However of all the vessels that the company produces, one is unique. It is a vessel that will never take to the sea, one that will remain anchored for some thirty years amid the hills of Haute-Provence: the ITER vacuum vessel.
Following the contract signature in 2010 and the production of real-size mockups in 2011, HHI launched the fabrication of the actual components in October 2012. It plans to have all four segments (upper, inboard, equatorial and lower) of the two vacuum vessel sectors complete by 2016, then welded and ready for shipping to the ITER site in 2017.
Although the company has acquired considerable experience in cutting, forming, machining, welding and drilling steel structures—and although it is not new to fusion, having manufactured the core components of the KSTAR Tokamak in the early 2000s—the production of sectors for the ITER vacuum vessel presents some unique challenges.

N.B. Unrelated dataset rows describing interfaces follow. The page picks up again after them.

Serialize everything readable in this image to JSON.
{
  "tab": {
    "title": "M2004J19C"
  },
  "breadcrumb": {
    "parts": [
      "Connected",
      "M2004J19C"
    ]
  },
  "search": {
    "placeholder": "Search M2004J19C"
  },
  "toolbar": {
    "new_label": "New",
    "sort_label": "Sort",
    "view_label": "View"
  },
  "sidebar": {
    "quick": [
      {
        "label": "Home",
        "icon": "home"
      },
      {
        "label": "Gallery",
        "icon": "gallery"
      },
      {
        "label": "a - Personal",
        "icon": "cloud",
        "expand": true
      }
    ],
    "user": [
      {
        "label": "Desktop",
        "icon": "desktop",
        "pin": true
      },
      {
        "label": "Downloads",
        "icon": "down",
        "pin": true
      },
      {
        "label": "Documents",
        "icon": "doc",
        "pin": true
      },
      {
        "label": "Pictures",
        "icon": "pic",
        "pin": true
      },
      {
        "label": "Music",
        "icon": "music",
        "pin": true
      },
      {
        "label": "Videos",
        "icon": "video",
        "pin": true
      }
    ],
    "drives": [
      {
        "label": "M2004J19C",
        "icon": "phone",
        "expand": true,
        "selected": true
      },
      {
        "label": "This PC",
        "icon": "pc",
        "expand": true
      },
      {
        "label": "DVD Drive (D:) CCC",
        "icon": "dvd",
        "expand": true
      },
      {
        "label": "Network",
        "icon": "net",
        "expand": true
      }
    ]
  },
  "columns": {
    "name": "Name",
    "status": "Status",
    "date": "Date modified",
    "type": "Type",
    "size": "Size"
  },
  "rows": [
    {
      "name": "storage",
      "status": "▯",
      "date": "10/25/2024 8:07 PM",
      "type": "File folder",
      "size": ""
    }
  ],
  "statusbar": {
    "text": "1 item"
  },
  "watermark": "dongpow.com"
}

The „ITER-grade” steel that is used in vacuum vessel fabrication (supplied by Industeel France, formerly Creusot-Loire) requires specific welding techniques. Welding distortion has to be kept to a minimum, tolerances are very tight, and sophisticated non-destructive examination techniques must be implemented with utmost care and precision. Adding to these difficulties, ITER—with all of its organizational complexity—is very different from HHI’s „normal” clients.
Twenty months have elapsed since the company began high-pressure water jet cutting the 2 x 6 metre, 60 millimetre-thick steel plates that constitute the raw material of the ITER vacuum vessel. Press forming followed, then heat treatment to release the tension inside the metal, machining, welding (five different plates for the upper segment) and drilling (75 holes for the inner shell of the upper segment alone, counting 11 hours to drill a single hole).
This long and painstaking process to produce the inner shell of Sector #6 to demanding ITER specifications will be replicated for all of the vacuum vessel components that Korea is responsible for. But that’s not all.
Although the ITER contract is the equivalent in value of two supertankers, ITER activities occupy a very small place within the huge HHI Ulsan shipyard and represent only a portion of the company’s sales. „It is small yes,” agree Chung and Roh, „but it is very significant for the fame of our company.”
Observing a large and strategic ITER component slowly taking shape in a workshop some 10,000 kilometres away from the ITER site is a stirring experience. It may only be one small piece of the vacuum vessel—still, it’s a towering presence in the giant hall, one that dramatically conveys the industrial dimension of the ITER Project.